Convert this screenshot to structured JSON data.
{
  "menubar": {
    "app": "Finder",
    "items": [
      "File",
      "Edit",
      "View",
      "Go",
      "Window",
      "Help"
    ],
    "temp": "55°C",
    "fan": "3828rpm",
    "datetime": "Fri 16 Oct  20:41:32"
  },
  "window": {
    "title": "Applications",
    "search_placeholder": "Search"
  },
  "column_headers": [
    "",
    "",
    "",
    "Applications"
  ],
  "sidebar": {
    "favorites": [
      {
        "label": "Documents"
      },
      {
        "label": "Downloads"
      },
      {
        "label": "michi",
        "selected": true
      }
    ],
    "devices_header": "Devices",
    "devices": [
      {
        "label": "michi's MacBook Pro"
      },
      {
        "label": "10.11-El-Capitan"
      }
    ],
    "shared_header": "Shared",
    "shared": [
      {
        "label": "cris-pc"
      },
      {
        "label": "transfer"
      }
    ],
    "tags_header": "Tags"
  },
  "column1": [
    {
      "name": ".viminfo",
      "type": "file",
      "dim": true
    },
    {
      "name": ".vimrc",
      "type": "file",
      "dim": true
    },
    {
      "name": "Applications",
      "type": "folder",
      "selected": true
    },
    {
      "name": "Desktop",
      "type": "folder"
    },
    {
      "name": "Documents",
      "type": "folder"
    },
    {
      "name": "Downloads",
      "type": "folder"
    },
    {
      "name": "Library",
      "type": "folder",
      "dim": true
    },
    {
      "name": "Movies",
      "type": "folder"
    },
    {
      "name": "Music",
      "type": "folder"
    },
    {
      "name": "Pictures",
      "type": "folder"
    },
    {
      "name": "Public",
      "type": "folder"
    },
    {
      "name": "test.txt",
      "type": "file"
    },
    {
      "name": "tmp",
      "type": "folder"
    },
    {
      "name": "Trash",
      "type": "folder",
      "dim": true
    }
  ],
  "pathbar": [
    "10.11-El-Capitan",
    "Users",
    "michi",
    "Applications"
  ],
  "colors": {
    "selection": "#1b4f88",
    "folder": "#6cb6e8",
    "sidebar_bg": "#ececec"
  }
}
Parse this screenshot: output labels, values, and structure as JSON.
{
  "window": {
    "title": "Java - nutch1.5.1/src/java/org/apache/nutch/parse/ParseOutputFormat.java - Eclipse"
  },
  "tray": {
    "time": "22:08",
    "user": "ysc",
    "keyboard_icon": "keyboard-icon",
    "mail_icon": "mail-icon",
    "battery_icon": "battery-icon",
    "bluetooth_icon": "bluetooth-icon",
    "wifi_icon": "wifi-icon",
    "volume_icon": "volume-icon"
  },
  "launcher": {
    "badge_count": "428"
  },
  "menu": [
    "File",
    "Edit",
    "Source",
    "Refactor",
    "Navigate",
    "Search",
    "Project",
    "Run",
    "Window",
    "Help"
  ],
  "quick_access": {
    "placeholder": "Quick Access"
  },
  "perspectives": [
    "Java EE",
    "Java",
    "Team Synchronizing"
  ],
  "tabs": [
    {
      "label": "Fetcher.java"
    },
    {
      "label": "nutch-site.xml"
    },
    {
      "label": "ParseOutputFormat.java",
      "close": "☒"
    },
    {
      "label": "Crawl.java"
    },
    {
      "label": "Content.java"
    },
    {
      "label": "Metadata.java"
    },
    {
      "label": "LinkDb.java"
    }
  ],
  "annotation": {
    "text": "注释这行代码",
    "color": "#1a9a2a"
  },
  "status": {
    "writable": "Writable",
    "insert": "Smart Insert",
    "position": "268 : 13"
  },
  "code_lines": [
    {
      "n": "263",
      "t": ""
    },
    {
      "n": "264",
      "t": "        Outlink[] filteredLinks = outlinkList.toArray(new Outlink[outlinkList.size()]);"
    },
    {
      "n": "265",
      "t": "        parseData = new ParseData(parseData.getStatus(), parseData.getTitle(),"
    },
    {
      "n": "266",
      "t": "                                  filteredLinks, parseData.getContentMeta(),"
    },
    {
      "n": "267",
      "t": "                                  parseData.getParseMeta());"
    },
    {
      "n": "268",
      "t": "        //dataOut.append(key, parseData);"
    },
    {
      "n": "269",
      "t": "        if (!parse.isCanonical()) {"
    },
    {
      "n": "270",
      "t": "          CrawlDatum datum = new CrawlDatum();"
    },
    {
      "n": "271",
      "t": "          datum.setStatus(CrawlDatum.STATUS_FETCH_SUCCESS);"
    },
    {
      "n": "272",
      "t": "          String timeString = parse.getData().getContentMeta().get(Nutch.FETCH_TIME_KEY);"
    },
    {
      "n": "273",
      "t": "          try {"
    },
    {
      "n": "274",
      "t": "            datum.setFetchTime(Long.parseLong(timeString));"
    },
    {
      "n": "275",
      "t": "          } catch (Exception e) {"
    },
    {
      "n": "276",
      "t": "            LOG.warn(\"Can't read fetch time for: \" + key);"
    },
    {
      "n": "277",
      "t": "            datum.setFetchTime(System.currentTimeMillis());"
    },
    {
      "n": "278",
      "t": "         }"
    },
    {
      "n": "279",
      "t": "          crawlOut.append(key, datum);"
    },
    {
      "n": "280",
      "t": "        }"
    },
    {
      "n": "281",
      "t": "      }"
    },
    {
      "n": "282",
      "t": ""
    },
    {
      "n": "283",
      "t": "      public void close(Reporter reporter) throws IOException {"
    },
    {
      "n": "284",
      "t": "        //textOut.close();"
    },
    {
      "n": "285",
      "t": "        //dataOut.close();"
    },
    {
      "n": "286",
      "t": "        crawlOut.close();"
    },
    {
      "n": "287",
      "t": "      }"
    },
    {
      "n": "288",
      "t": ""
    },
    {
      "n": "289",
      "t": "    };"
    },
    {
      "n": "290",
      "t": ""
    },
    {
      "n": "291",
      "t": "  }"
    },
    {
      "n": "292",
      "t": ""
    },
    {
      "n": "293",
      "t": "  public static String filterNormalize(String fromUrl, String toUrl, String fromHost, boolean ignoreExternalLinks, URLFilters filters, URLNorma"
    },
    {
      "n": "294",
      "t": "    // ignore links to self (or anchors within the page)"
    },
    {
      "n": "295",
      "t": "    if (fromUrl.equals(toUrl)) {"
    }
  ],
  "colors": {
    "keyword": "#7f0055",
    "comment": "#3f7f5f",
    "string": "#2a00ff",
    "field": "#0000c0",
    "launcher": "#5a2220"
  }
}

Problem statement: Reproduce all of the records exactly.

Result:
Convert this screenshot to structured JSON data.
{
  "menubar": {
    "app": "Finder",
    "items": [
      "File",
      "Edit",
      "View",
      "Go",
      "Window",
      "Help"
    ],
    "temp": "55°C",
    "fan": "3828rpm",
    "datetime": "Fri 16 Oct  20:41:32"
  },
  "window": {
    "title": "Applications",
    "search_placeholder": "Search"
  },
  "column_headers": [
    "",
    "",
    "",
    "Applications"
  ],
  "sidebar": {
    "favorites": [
      {
        "label": "Documents"
      },
      {
        "label": "Downloads"
      },
      {
        "label": "michi",
        "selected": true
      }
    ],
    "devices_header": "Devices",
    "devices": [
      {
        "label": "michi's MacBook Pro"
      },
      {
        "label": "10.11-El-Capitan"
      }
    ],
    "shared_header": "Shared",
    "shared": [
      {
        "label": "cris-pc"
      },
      {
        "label": "transfer"
      }
    ],
    "tags_header": "Tags"
  },
  "column1": [
    {
      "name": ".viminfo",
      "type": "file",
      "dim": true
    },
    {
      "name": ".vimrc",
      "type": "file",
      "dim": true
    },
    {
      "name": "Applications",
      "type": "folder",
      "selected": true
    },
    {
      "name": "Desktop",
      "type": "folder"
    },
    {
      "name": "Documents",
      "type": "folder"
    },
    {
      "name": "Downloads",
      "type": "folder"
    },
    {
      "name": "Library",
      "type": "folder",
      "dim": true
    },
    {
      "name": "Movies",
      "type": "folder"
    },
    {
      "name": "Music",
      "type": "folder"
    },
    {
      "name": "Pictures",
      "type": "folder"
    },
    {
      "name": "Public",
      "type": "folder"
    },
    {
      "name": "test.txt",
      "type": "file"
    },
    {
      "name": "tmp",
      "type": "folder"
    },
    {
      "name": "Trash",
      "type": "folder",
      "dim": true
    }
  ],
  "pathbar": [
    "10.11-El-Capitan",
    "Users",
    "michi",
    "Applications"
  ],
  "colors": {
    "selection": "#1b4f88",
    "folder": "#6cb6e8",
    "sidebar_bg": "#ececec"
  }
}
Parse this screenshot: output labels, values, and structure as JSON.
{
  "window": {
    "title": "Java - nutch1.5.1/src/java/org/apache/nutch/parse/ParseOutputFormat.java - Eclipse"
  },
  "tray": {
    "time": "22:08",
    "user": "ysc",
    "keyboard_icon": "keyboard-icon",
    "mail_icon": "mail-icon",
    "battery_icon": "battery-icon",
    "bluetooth_icon": "bluetooth-icon",
    "wifi_icon": "wifi-icon",
    "volume_icon": "volume-icon"
  },
  "launcher": {
    "badge_count": "428"
  },
  "menu": [
    "File",
    "Edit",
    "Source",
    "Refactor",
    "Navigate",
    "Search",
    "Project",
    "Run",
    "Window",
    "Help"
  ],
  "quick_access": {
    "placeholder": "Quick Access"
  },
  "perspectives": [
    "Java EE",
    "Java",
    "Team Synchronizing"
  ],
  "tabs": [
    {
      "label": "Fetcher.java"
    },
    {
      "label": "nutch-site.xml"
    },
    {
      "label": "ParseOutputFormat.java",
      "close": "☒"
    },
    {
      "label": "Crawl.java"
    },
    {
      "label": "Content.java"
    },
    {
      "label": "Metadata.java"
    },
    {
      "label": "LinkDb.java"
    }
  ],
  "annotation": {
    "text": "注释这行代码",
    "color": "#1a9a2a"
  },
  "status": {
    "writable": "Writable",
    "insert": "Smart Insert",
    "position": "268 : 13"
  },
  "code_lines": [
    {
      "n": "263",
      "t": ""
    },
    {
      "n": "264",
      "t": "        Outlink[] filteredLinks = outlinkList.toArray(new Outlink[outlinkList.size()]);"
    },
    {
      "n": "265",
      "t": "        parseData = new ParseData(parseData.getStatus(), parseData.getTitle(),"
    },
    {
      "n": "266",
      "t": "                                  filteredLinks, parseData.getContentMeta(),"
    },
    {
      "n": "267",
      "t": "                                  parseData.getParseMeta());"
    },
    {
      "n": "268",
      "t": "        //dataOut.append(key, parseData);"
    },
    {
      "n": "269",
      "t": "        if (!parse.isCanonical()) {"
    },
    {
      "n": "270",
      "t": "          CrawlDatum datum = new CrawlDatum();"
    },
    {
      "n": "271",
      "t": "          datum.setStatus(CrawlDatum.STATUS_FETCH_SUCCESS);"
    },
    {
      "n": "272",
      "t": "          String timeString = parse.getData().getContentMeta().get(Nutch.FETCH_TIME_KEY);"
    },
    {
      "n": "273",
      "t": "          try {"
    },
    {
      "n": "274",
      "t": "            datum.setFetchTime(Long.parseLong(timeString));"
    },
    {
      "n": "275",
      "t": "          } catch (Exception e) {"
    },
    {
      "n": "276",
      "t": "            LOG.warn(\"Can't read fetch time for: \" + key);"
    },
    {
      "n": "277",
      "t": "            datum.setFetchTime(System.currentTimeMillis());"
    },
    {
      "n": "278",
      "t": "         }"
    },
    {
      "n": "279",
      "t": "          crawlOut.append(key, datum);"
    },
    {
      "n": "280",
      "t": "        }"
    },
    {
      "n": "281",
      "t": "      }"
    },
    {
      "n": "282",
      "t": ""
    },
    {
      "n": "283",
      "t": "      public void close(Reporter reporter) throws IOException {"
    },
    {
      "n": "284",
      "t": "        //textOut.close();"
    },
    {
      "n": "285",
      "t": "        //dataOut.close();"
    },
    {
      "n": "286",
      "t": "        crawlOut.close();"
    },
    {
      "n": "287",
      "t": "      }"
    },
    {
      "n": "288",
      "t": ""
    },
    {
      "n": "289",
      "t": "    };"
    },
    {
      "n": "290",
      "t": ""
    },
    {
      "n": "291",
      "t": "  }"
    },
    {
      "n": "292",
      "t": ""
    },
    {
      "n": "293",
      "t": "  public static String filterNormalize(String fromUrl, String toUrl, String fromHost, boolean ignoreExternalLinks, URLFilters filters, URLNorma"
    },
    {
      "n": "294",
      "t": "    // ignore links to self (or anchors within the page)"
    },
    {
      "n": "295",
      "t": "    if (fromUrl.equals(toUrl)) {"
    }
  ],
  "colors": {
    "keyword": "#7f0055",
    "comment": "#3f7f5f",
    "string": "#2a00ff",
    "field": "#0000c0",
    "launcher": "#5a2220"
  }
}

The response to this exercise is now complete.